Karuk Tribe: Learning from the First Californians for the Next California
Continued from previous page
The Plan provides over twenty “Cultural Environmental Management Practices” that are based on traditional ecological knowledge and the “World Renewal” philosophy, which emphasizes the interconnectedness of humans and the environment. Tripp says the Plan was created in the hopes that knowledge passed down from previous generations will help strengthen Karuk culture and teach the broader community to live in a more ecologically sound way.
“It is designed to be a living document…We are building a process of comparative learning, based on the principals and practices of traditional ecological knowledge to revitalize culturally relevant information as passed through oral transmission and intergenerational observations,” says Tripp.

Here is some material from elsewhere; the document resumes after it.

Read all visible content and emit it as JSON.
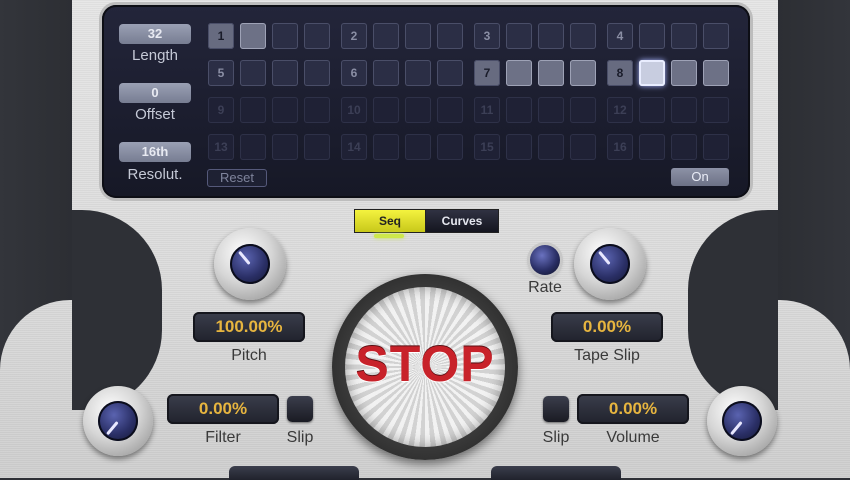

One of the highlights of the plan is to re-establish traditional burning practices in order to decrease fuel loads and the risk for more severe wildfires when they do happen. Traditional burning was used by the Karuk to burn off specific types of vegetation and promote continued diversity in the landscape. Tripp notes that these practices are an example of how humans can play a positive role in maintaining a sound ecological cycle in the forests.

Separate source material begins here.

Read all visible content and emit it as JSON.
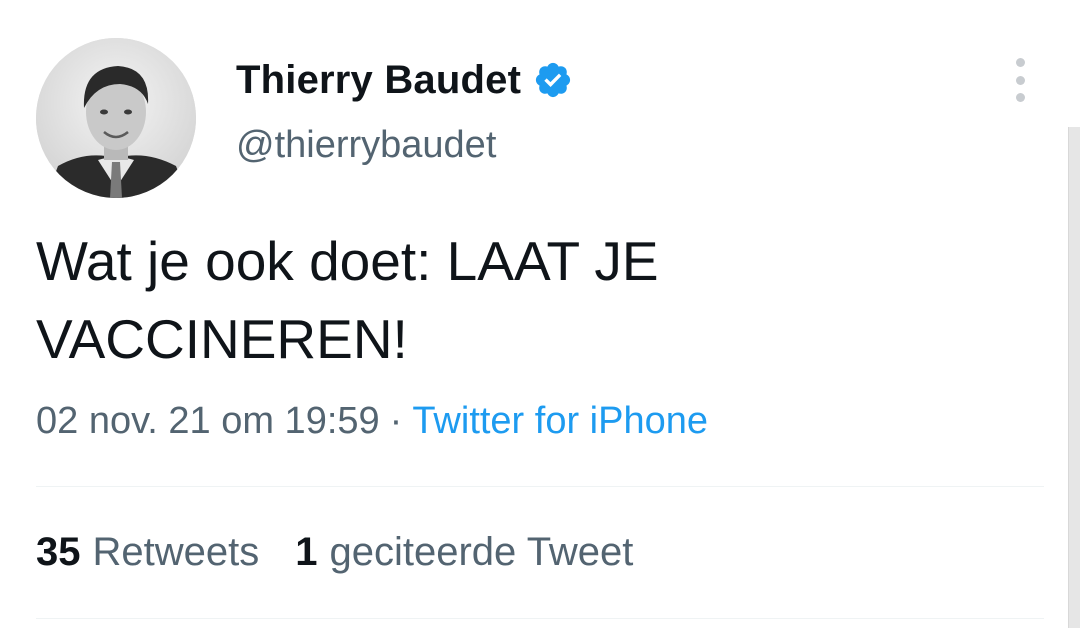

“The practice of utilizing fire to manage resources in a traditional way not only improves the use quality of forest resources, it also builds and maintains resiliency in the ecological process of entire landscapes” explains Tripp.
Another crucial aspect of the Plan is the life cycle of fish, like salmon, that are central to Karuk food traditions and ecosystem health. Traditionally, the Karuk regulated fishing schedules to allow the first salmon to pass, ensuring that those most likely to survive made it to prime spawning grounds. There were also designated fishing periods and locations to promote successful reproduction. Tripp says regulatory agencies have established practices that are harmful this cycle.
“Today, regulatory agencies permit the harvest of fish that would otherwise be protected under traditional harvest management principles and close the harvest season when the fish least likely to reach the very upper river reaches are passing through,” says Tripp.
The Karuk tribe is now working closely with researchers from universities such as University of California, Berkeley and the University of California, Davis as well as public agencies so that this traditional knowledge can one day be accepted by mainstream and academic circles dealing with climate change mitigation and adaptation practices.
According to the Plan, these land management practices are more cost effective than those currently practiced by public agencies; and, if implemented, they will greatly reduce taxpayer cost burdens and create employment. The Karuk hope to create a workforce development program that will hire tribal members to implement the plan’s goals, such as multi-site cultural burning practices.
The Plan has a long way to full realization and Federal recognition. According to the National Indian Forest Resources Management Act and the National Environmental Protection Act, it must go through a formal review process. Besides that, the Karuk Tribe is still solidifying funding to pursue its goals.
The work of California’s environmental stewards will always be in demand, and the Karuk are taking the lead in showing how community wisdom can be used to generate an integrated approach to climate change. Such integrated and community engaged policy approaches are rare throughout the state but are emerging in other areas. In Oakland, for example, the Oakland Climate Action Coalition engaged community members and a diverse group of social justice, labor, environmental, and business organizations to develop an Energy and Climate Action Plan that outlines specific ways for the City to reduce greenhouse gas emissions and create a sustainable economy.
In the end, Tripp hopes the Karuk Plan will not only inspire others and address the global environmental plight, but also help to maintain the very core of his people. In his words: “Being adaptable to climate change is part of that, but primarily it is about enabling us to maintain our identity and the people in this place in perpetuity.”